Start of Working data

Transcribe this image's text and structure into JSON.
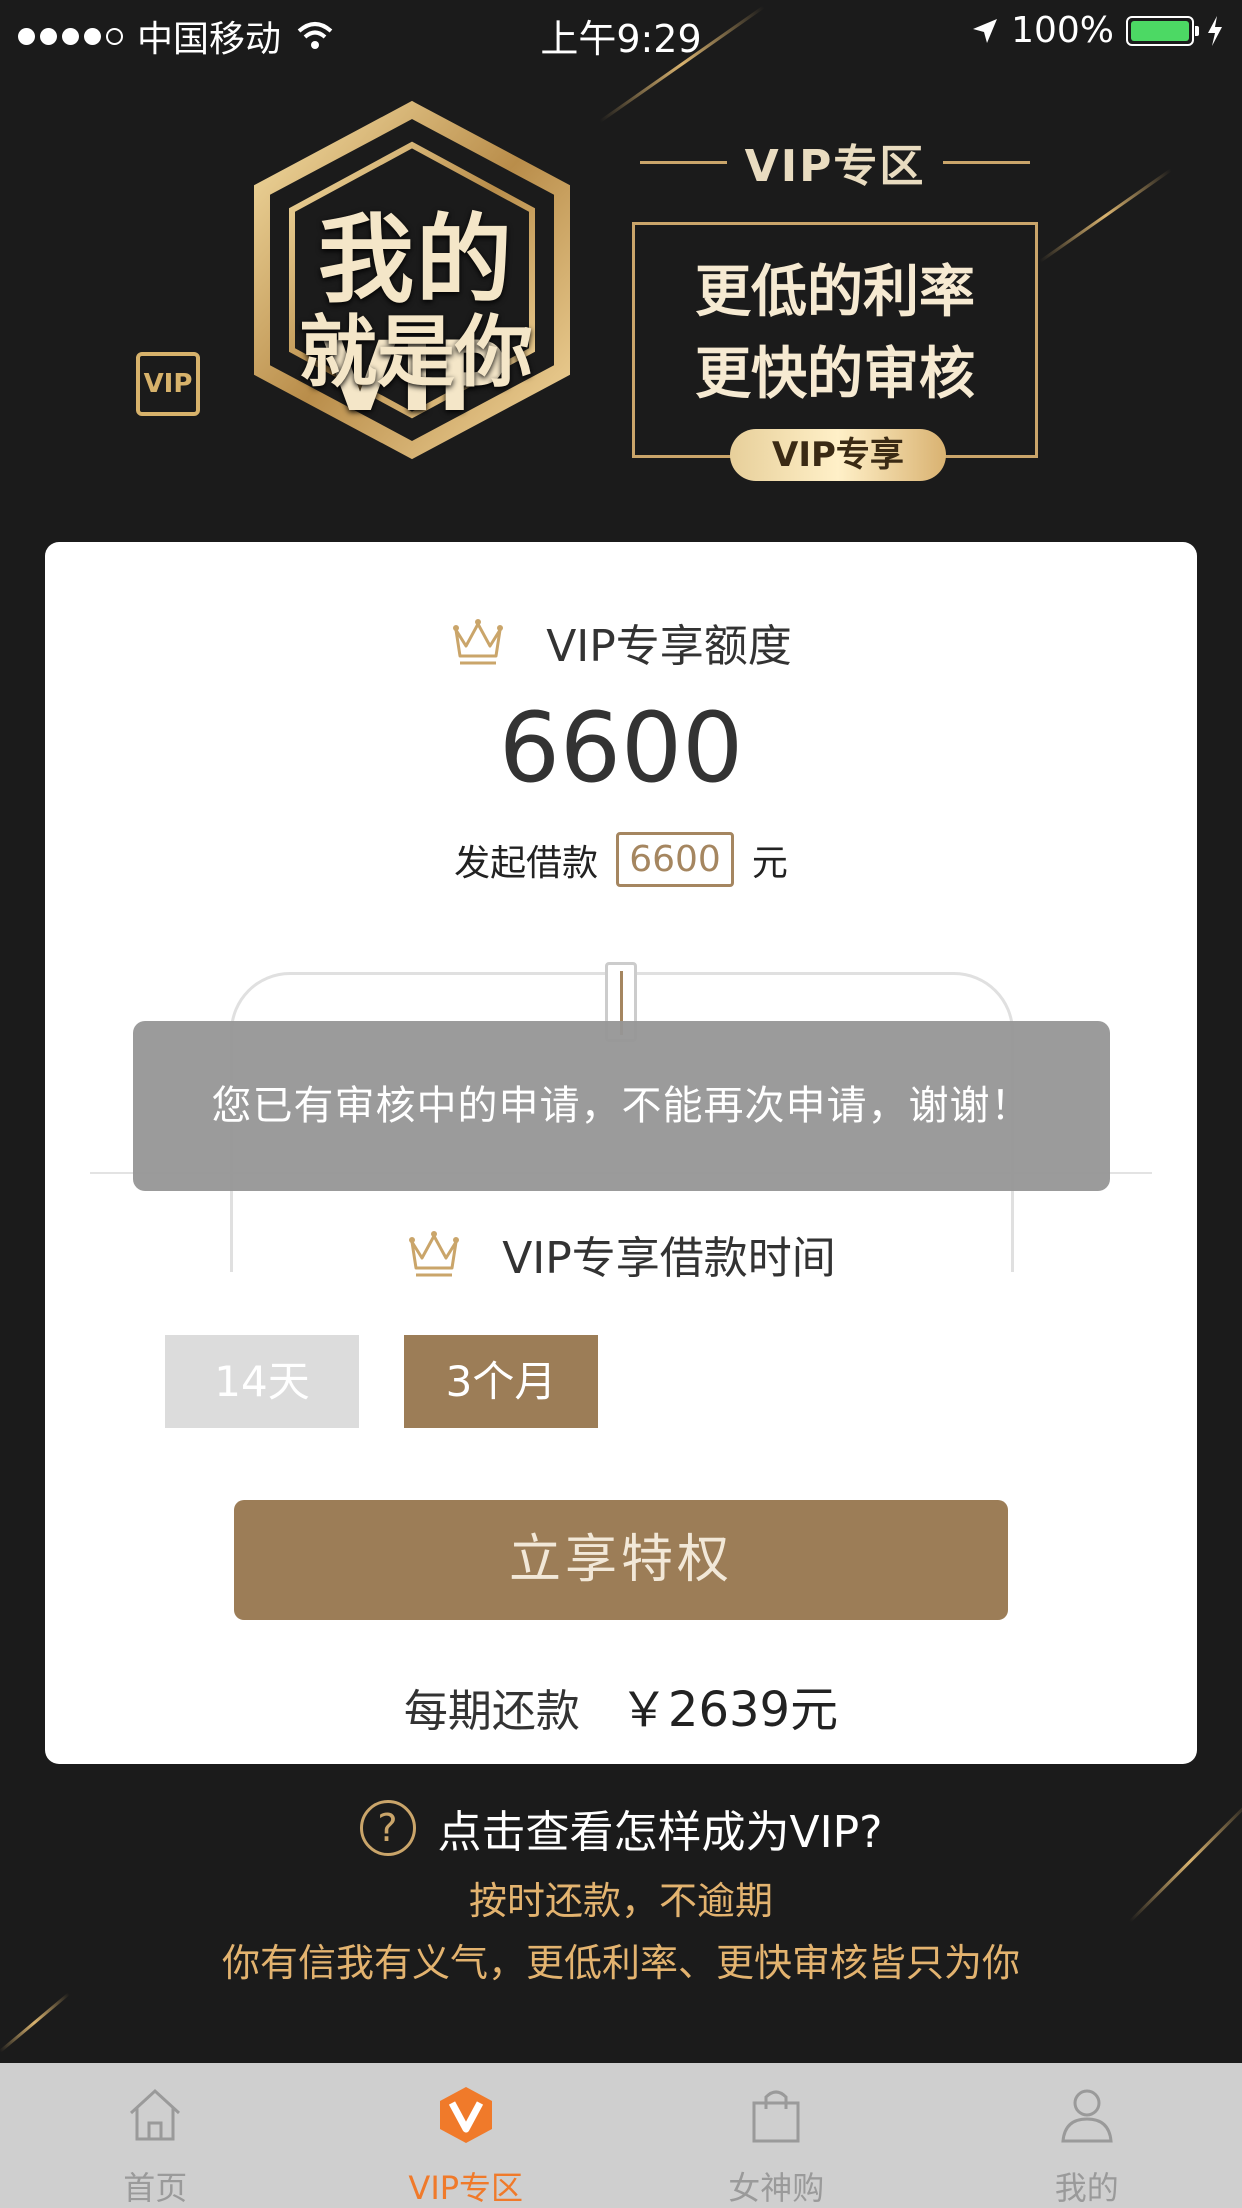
{
  "status_bar": {
    "carrier": "中国移动",
    "time": "上午9:29",
    "battery": "100%"
  },
  "banner": {
    "emblem_line1": "我的VIP",
    "emblem_line2": "就是你",
    "logo_text": "VIP",
    "zone_title": "VIP专区",
    "benefit_line1": "更低的利率",
    "benefit_line2": "更快的审核",
    "pill_label": "VIP专享"
  },
  "card": {
    "limit_title": "VIP专享额度",
    "limit_amount": "6600",
    "borrow_prefix": "发起借款",
    "borrow_value": "6600",
    "borrow_unit": "元",
    "term_title": "VIP专享借款时间",
    "term_options": [
      "14天",
      "3个月"
    ],
    "selected_term": "3个月",
    "cta_label": "立享特权",
    "repay_label": "每期还款",
    "repay_value": "￥2639元"
  },
  "toast": {
    "message": "您已有审核中的申请，不能再次申请，谢谢！"
  },
  "help": {
    "link_text": "点击查看怎样成为VIP?",
    "promo_line1": "按时还款，不逾期",
    "promo_line2": "你有信我有义气，更低利率、更快审核皆只为你"
  },
  "tabbar": {
    "items": [
      {
        "label": "首页",
        "icon": "home-icon",
        "active": false
      },
      {
        "label": "VIP专区",
        "icon": "vip-icon",
        "active": true
      },
      {
        "label": "女神购",
        "icon": "shopping-bag-icon",
        "active": false
      },
      {
        "label": "我的",
        "icon": "person-icon",
        "active": false
      }
    ]
  },
  "colors": {
    "background": "#1b1b1b",
    "accent_gold": "#9c7d57",
    "promo_text": "#e3b36f",
    "tab_active": "#f07a2a"
  }
}
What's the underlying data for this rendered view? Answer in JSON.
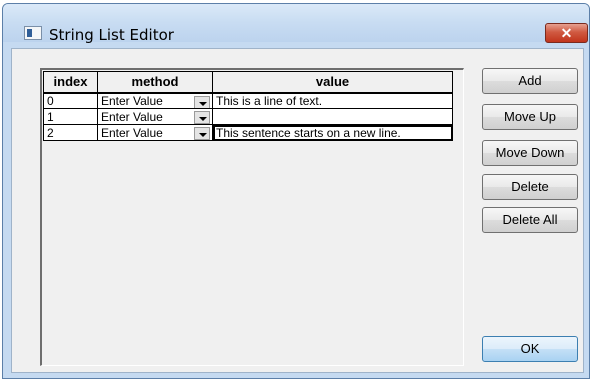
{
  "window": {
    "title": "String List Editor",
    "close_glyph": "✕",
    "icon": "app-window-icon"
  },
  "grid": {
    "columns": [
      "index",
      "method",
      "value"
    ],
    "rows": [
      {
        "index": "0",
        "method": "Enter Value",
        "value": "This is a line of text."
      },
      {
        "index": "1",
        "method": "Enter Value",
        "value": ""
      },
      {
        "index": "2",
        "method": "Enter Value",
        "value": "This sentence starts on a new line."
      }
    ]
  },
  "buttons": {
    "add": "Add",
    "move_up": "Move Up",
    "move_down": "Move Down",
    "delete": "Delete",
    "delete_all": "Delete All",
    "ok": "OK"
  },
  "colors": {
    "titlebar": "#c8dcf2",
    "close": "#c1351c",
    "ok_accent": "#3c7fb1"
  }
}
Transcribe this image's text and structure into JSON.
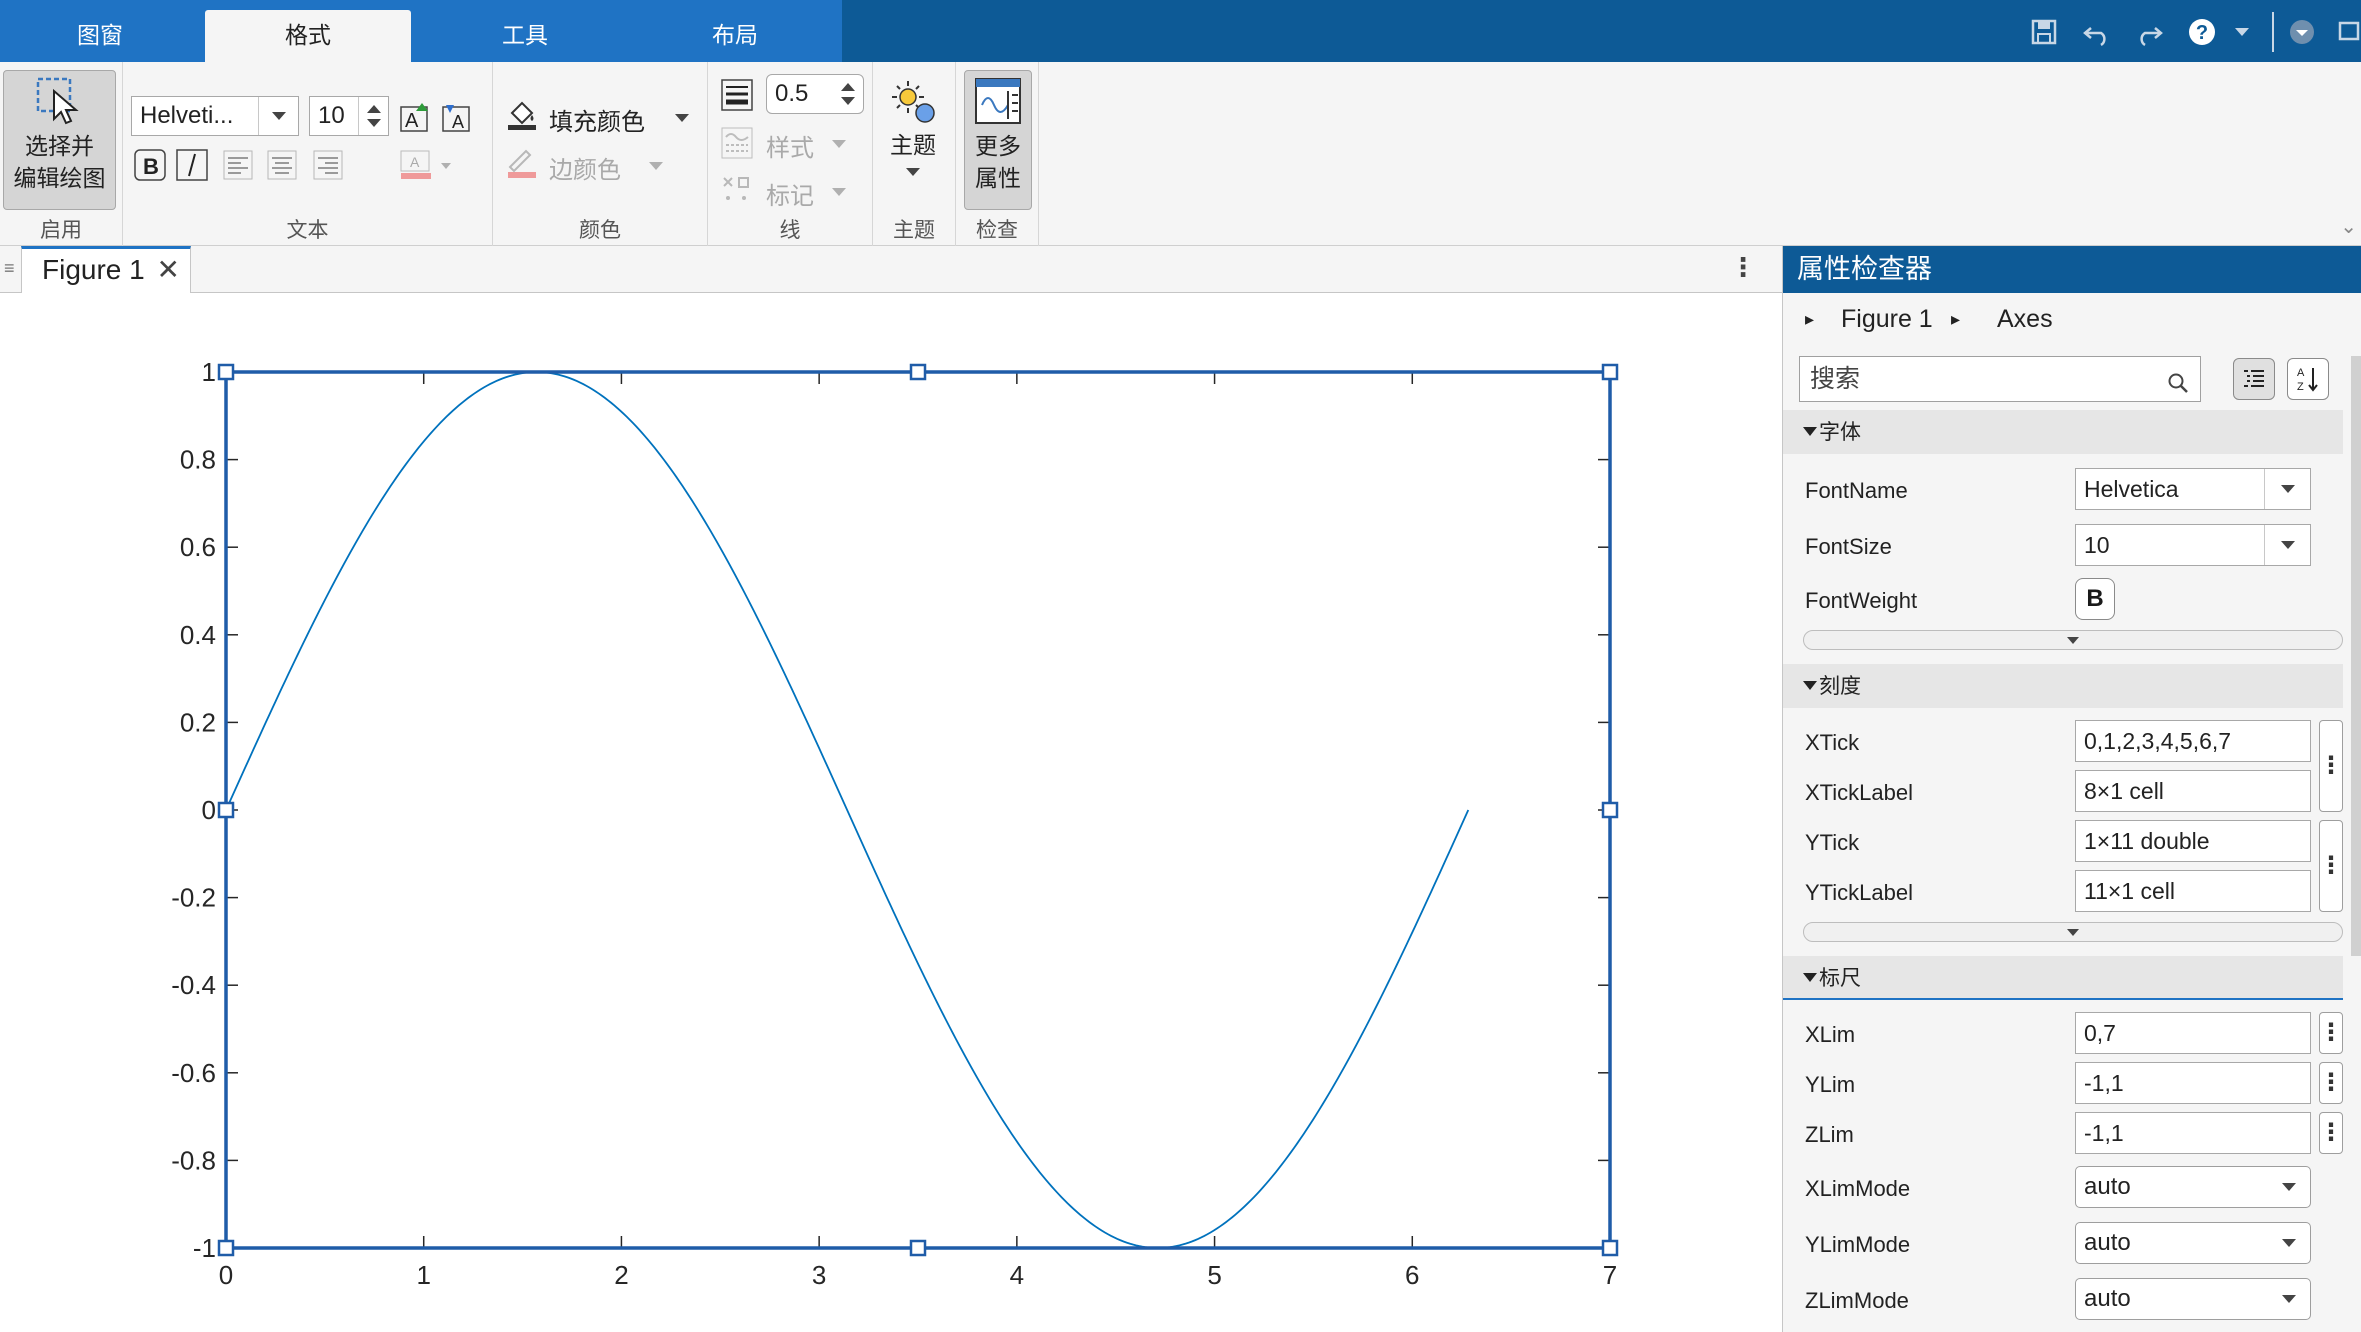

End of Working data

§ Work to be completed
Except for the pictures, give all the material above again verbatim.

§ Answer below
Transcribe this image's text and structure into JSON.
{
  "status_bar": {
    "carrier": "中国移动",
    "time": "上午9:29",
    "battery": "100%"
  },
  "banner": {
    "emblem_line1": "我的VIP",
    "emblem_line2": "就是你",
    "logo_text": "VIP",
    "zone_title": "VIP专区",
    "benefit_line1": "更低的利率",
    "benefit_line2": "更快的审核",
    "pill_label": "VIP专享"
  },
  "card": {
    "limit_title": "VIP专享额度",
    "limit_amount": "6600",
    "borrow_prefix": "发起借款",
    "borrow_value": "6600",
    "borrow_unit": "元",
    "term_title": "VIP专享借款时间",
    "term_options": [
      "14天",
      "3个月"
    ],
    "selected_term": "3个月",
    "cta_label": "立享特权",
    "repay_label": "每期还款",
    "repay_value": "￥2639元"
  },
  "toast": {
    "message": "您已有审核中的申请，不能再次申请，谢谢！"
  },
  "help": {
    "link_text": "点击查看怎样成为VIP?",
    "promo_line1": "按时还款，不逾期",
    "promo_line2": "你有信我有义气，更低利率、更快审核皆只为你"
  },
  "tabbar": {
    "items": [
      {
        "label": "首页",
        "icon": "home-icon",
        "active": false
      },
      {
        "label": "VIP专区",
        "icon": "vip-icon",
        "active": true
      },
      {
        "label": "女神购",
        "icon": "shopping-bag-icon",
        "active": false
      },
      {
        "label": "我的",
        "icon": "person-icon",
        "active": false
      }
    ]
  },
  "colors": {
    "background": "#1b1b1b",
    "accent_gold": "#9c7d57",
    "promo_text": "#e3b36f",
    "tab_active": "#f07a2a"
  }
}
What's the underlying data for this rendered view? Answer in JSON.
{
  "window": {
    "title": "String List Editor",
    "close_glyph": "✕",
    "icon": "app-window-icon"
  },
  "grid": {
    "columns": [
      "index",
      "method",
      "value"
    ],
    "rows": [
      {
        "index": "0",
        "method": "Enter Value",
        "value": "This is a line of text."
      },
      {
        "index": "1",
        "method": "Enter Value",
        "value": ""
      },
      {
        "index": "2",
        "method": "Enter Value",
        "value": "This sentence starts on a new line."
      }
    ]
  },
  "buttons": {
    "add": "Add",
    "move_up": "Move Up",
    "move_down": "Move Down",
    "delete": "Delete",
    "delete_all": "Delete All",
    "ok": "OK"
  },
  "colors": {
    "titlebar": "#c8dcf2",
    "close": "#c1351c",
    "ok_accent": "#3c7fb1"
  }
}
Transcribe this image's text and structure into JSON.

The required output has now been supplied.